▶ EXERCISE DIRECTIONS: Nothing in the entries below may be altered; print them as they stand.

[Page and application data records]
-*-
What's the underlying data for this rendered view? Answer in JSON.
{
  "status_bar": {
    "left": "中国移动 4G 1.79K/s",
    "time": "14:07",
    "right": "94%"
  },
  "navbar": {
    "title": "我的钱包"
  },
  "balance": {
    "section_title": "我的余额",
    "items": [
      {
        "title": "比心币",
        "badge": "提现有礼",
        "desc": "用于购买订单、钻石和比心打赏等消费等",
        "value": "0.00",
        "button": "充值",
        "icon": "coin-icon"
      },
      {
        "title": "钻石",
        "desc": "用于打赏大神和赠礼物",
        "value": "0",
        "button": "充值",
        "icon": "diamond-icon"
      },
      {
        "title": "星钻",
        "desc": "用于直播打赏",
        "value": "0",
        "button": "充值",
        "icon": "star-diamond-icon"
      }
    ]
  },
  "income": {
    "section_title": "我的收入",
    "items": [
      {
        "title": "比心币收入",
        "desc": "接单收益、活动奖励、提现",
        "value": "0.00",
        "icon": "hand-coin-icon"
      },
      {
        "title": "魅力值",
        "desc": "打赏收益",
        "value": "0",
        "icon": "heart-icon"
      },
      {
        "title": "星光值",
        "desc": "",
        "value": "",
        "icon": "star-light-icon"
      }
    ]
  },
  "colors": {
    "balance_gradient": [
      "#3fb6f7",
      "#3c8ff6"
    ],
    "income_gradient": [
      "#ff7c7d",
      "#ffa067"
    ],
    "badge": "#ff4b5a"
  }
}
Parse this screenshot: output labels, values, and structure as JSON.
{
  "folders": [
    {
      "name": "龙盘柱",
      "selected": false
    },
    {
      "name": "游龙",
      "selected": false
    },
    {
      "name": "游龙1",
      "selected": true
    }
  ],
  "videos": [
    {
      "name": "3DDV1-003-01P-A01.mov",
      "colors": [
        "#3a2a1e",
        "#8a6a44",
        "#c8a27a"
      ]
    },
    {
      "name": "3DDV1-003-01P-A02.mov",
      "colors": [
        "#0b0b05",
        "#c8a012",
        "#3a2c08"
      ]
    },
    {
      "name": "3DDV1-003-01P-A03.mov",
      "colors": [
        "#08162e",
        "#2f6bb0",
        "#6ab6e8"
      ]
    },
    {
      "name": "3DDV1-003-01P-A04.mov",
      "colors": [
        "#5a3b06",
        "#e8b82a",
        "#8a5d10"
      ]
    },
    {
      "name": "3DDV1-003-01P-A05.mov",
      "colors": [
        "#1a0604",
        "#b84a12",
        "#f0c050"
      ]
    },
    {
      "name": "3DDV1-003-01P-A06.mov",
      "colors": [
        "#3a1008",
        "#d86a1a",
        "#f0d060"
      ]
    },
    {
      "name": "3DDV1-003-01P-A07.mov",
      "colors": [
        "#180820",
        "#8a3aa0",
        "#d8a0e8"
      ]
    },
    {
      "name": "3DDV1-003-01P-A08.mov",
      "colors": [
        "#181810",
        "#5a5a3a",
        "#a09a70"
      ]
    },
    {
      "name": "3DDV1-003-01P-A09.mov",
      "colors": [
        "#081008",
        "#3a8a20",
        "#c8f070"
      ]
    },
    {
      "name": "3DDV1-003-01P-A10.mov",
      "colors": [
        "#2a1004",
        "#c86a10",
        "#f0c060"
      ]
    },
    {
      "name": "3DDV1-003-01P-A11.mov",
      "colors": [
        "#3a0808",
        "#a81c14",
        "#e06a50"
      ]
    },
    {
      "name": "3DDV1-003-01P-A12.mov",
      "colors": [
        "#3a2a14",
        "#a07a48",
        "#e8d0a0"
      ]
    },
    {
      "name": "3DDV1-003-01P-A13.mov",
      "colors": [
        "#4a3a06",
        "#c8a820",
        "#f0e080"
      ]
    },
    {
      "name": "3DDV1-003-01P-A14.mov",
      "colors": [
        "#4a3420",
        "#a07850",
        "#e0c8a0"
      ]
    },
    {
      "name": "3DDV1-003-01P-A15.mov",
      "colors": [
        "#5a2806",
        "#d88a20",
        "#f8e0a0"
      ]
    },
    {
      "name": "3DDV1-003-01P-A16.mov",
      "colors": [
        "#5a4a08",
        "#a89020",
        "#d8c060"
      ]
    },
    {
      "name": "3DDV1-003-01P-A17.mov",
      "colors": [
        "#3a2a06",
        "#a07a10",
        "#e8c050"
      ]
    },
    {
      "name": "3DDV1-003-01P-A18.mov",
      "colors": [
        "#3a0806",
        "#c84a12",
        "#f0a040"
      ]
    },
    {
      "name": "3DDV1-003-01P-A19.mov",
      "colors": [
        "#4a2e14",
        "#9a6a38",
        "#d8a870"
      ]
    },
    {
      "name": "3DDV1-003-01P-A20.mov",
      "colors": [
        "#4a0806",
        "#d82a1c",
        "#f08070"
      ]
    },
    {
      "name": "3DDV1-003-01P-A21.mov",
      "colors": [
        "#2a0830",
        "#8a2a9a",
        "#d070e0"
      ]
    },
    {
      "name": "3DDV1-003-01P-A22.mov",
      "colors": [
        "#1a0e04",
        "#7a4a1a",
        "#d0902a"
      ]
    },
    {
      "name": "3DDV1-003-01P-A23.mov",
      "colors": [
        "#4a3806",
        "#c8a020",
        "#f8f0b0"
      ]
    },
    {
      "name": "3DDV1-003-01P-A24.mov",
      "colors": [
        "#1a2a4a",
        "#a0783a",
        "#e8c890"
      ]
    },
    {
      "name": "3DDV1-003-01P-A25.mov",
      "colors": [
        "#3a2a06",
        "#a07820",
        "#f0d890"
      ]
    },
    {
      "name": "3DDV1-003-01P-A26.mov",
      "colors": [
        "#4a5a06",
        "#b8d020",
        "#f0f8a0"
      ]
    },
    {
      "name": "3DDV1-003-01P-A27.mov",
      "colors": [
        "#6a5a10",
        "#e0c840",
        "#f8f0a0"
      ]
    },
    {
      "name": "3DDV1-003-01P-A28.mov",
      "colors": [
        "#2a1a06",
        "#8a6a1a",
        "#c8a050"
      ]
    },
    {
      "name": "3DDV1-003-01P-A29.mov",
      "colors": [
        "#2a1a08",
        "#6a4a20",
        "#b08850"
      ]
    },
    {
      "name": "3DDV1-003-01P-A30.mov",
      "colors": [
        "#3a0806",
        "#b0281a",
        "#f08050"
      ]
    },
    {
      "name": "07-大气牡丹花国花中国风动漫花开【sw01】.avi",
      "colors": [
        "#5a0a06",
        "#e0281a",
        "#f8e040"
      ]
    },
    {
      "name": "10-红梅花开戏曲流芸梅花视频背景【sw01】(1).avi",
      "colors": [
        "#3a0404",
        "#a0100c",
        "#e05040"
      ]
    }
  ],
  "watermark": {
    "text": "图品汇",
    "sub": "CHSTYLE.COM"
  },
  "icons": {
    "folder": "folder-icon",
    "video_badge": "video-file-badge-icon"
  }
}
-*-
▶ FINISHED EXERCISE:
What's the underlying data for this rendered view? Answer in JSON.
{
  "status_bar": {
    "left": "中国移动 4G 1.79K/s",
    "time": "14:07",
    "right": "94%"
  },
  "navbar": {
    "title": "我的钱包"
  },
  "balance": {
    "section_title": "我的余额",
    "items": [
      {
        "title": "比心币",
        "badge": "提现有礼",
        "desc": "用于购买订单、钻石和比心打赏等消费等",
        "value": "0.00",
        "button": "充值",
        "icon": "coin-icon"
      },
      {
        "title": "钻石",
        "desc": "用于打赏大神和赠礼物",
        "value": "0",
        "button": "充值",
        "icon": "diamond-icon"
      },
      {
        "title": "星钻",
        "desc": "用于直播打赏",
        "value": "0",
        "button": "充值",
        "icon": "star-diamond-icon"
      }
    ]
  },
  "income": {
    "section_title": "我的收入",
    "items": [
      {
        "title": "比心币收入",
        "desc": "接单收益、活动奖励、提现",
        "value": "0.00",
        "icon": "hand-coin-icon"
      },
      {
        "title": "魅力值",
        "desc": "打赏收益",
        "value": "0",
        "icon": "heart-icon"
      },
      {
        "title": "星光值",
        "desc": "",
        "value": "",
        "icon": "star-light-icon"
      }
    ]
  },
  "colors": {
    "balance_gradient": [
      "#3fb6f7",
      "#3c8ff6"
    ],
    "income_gradient": [
      "#ff7c7d",
      "#ffa067"
    ],
    "badge": "#ff4b5a"
  }
}
Parse this screenshot: output labels, values, and structure as JSON.
{
  "folders": [
    {
      "name": "龙盘柱",
      "selected": false
    },
    {
      "name": "游龙",
      "selected": false
    },
    {
      "name": "游龙1",
      "selected": true
    }
  ],
  "videos": [
    {
      "name": "3DDV1-003-01P-A01.mov",
      "colors": [
        "#3a2a1e",
        "#8a6a44",
        "#c8a27a"
      ]
    },
    {
      "name": "3DDV1-003-01P-A02.mov",
      "colors": [
        "#0b0b05",
        "#c8a012",
        "#3a2c08"
      ]
    },
    {
      "name": "3DDV1-003-01P-A03.mov",
      "colors": [
        "#08162e",
        "#2f6bb0",
        "#6ab6e8"
      ]
    },
    {
      "name": "3DDV1-003-01P-A04.mov",
      "colors": [
        "#5a3b06",
        "#e8b82a",
        "#8a5d10"
      ]
    },
    {
      "name": "3DDV1-003-01P-A05.mov",
      "colors": [
        "#1a0604",
        "#b84a12",
        "#f0c050"
      ]
    },
    {
      "name": "3DDV1-003-01P-A06.mov",
      "colors": [
        "#3a1008",
        "#d86a1a",
        "#f0d060"
      ]
    },
    {
      "name": "3DDV1-003-01P-A07.mov",
      "colors": [
        "#180820",
        "#8a3aa0",
        "#d8a0e8"
      ]
    },
    {
      "name": "3DDV1-003-01P-A08.mov",
      "colors": [
        "#181810",
        "#5a5a3a",
        "#a09a70"
      ]
    },
    {
      "name": "3DDV1-003-01P-A09.mov",
      "colors": [
        "#081008",
        "#3a8a20",
        "#c8f070"
      ]
    },
    {
      "name": "3DDV1-003-01P-A10.mov",
      "colors": [
        "#2a1004",
        "#c86a10",
        "#f0c060"
      ]
    },
    {
      "name": "3DDV1-003-01P-A11.mov",
      "colors": [
        "#3a0808",
        "#a81c14",
        "#e06a50"
      ]
    },
    {
      "name": "3DDV1-003-01P-A12.mov",
      "colors": [
        "#3a2a14",
        "#a07a48",
        "#e8d0a0"
      ]
    },
    {
      "name": "3DDV1-003-01P-A13.mov",
      "colors": [
        "#4a3a06",
        "#c8a820",
        "#f0e080"
      ]
    },
    {
      "name": "3DDV1-003-01P-A14.mov",
      "colors": [
        "#4a3420",
        "#a07850",
        "#e0c8a0"
      ]
    },
    {
      "name": "3DDV1-003-01P-A15.mov",
      "colors": [
        "#5a2806",
        "#d88a20",
        "#f8e0a0"
      ]
    },
    {
      "name": "3DDV1-003-01P-A16.mov",
      "colors": [
        "#5a4a08",
        "#a89020",
        "#d8c060"
      ]
    },
    {
      "name": "3DDV1-003-01P-A17.mov",
      "colors": [
        "#3a2a06",
        "#a07a10",
        "#e8c050"
      ]
    },
    {
      "name": "3DDV1-003-01P-A18.mov",
      "colors": [
        "#3a0806",
        "#c84a12",
        "#f0a040"
      ]
    },
    {
      "name": "3DDV1-003-01P-A19.mov",
      "colors": [
        "#4a2e14",
        "#9a6a38",
        "#d8a870"
      ]
    },
    {
      "name": "3DDV1-003-01P-A20.mov",
      "colors": [
        "#4a0806",
        "#d82a1c",
        "#f08070"
      ]
    },
    {
      "name": "3DDV1-003-01P-A21.mov",
      "colors": [
        "#2a0830",
        "#8a2a9a",
        "#d070e0"
      ]
    },
    {
      "name": "3DDV1-003-01P-A22.mov",
      "colors": [
        "#1a0e04",
        "#7a4a1a",
        "#d0902a"
      ]
    },
    {
      "name": "3DDV1-003-01P-A23.mov",
      "colors": [
        "#4a3806",
        "#c8a020",
        "#f8f0b0"
      ]
    },
    {
      "name": "3DDV1-003-01P-A24.mov",
      "colors": [
        "#1a2a4a",
        "#a0783a",
        "#e8c890"
      ]
    },
    {
      "name": "3DDV1-003-01P-A25.mov",
      "colors": [
        "#3a2a06",
        "#a07820",
        "#f0d890"
      ]
    },
    {
      "name": "3DDV1-003-01P-A26.mov",
      "colors": [
        "#4a5a06",
        "#b8d020",
        "#f0f8a0"
      ]
    },
    {
      "name": "3DDV1-003-01P-A27.mov",
      "colors": [
        "#6a5a10",
        "#e0c840",
        "#f8f0a0"
      ]
    },
    {
      "name": "3DDV1-003-01P-A28.mov",
      "colors": [
        "#2a1a06",
        "#8a6a1a",
        "#c8a050"
      ]
    },
    {
      "name": "3DDV1-003-01P-A29.mov",
      "colors": [
        "#2a1a08",
        "#6a4a20",
        "#b08850"
      ]
    },
    {
      "name": "3DDV1-003-01P-A30.mov",
      "colors": [
        "#3a0806",
        "#b0281a",
        "#f08050"
      ]
    },
    {
      "name": "07-大气牡丹花国花中国风动漫花开【sw01】.avi",
      "colors": [
        "#5a0a06",
        "#e0281a",
        "#f8e040"
      ]
    },
    {
      "name": "10-红梅花开戏曲流芸梅花视频背景【sw01】(1).avi",
      "colors": [
        "#3a0404",
        "#a0100c",
        "#e05040"
      ]
    }
  ],
  "watermark": {
    "text": "图品汇",
    "sub": "CHSTYLE.COM"
  },
  "icons": {
    "folder": "folder-icon",
    "video_badge": "video-file-badge-icon"
  }
}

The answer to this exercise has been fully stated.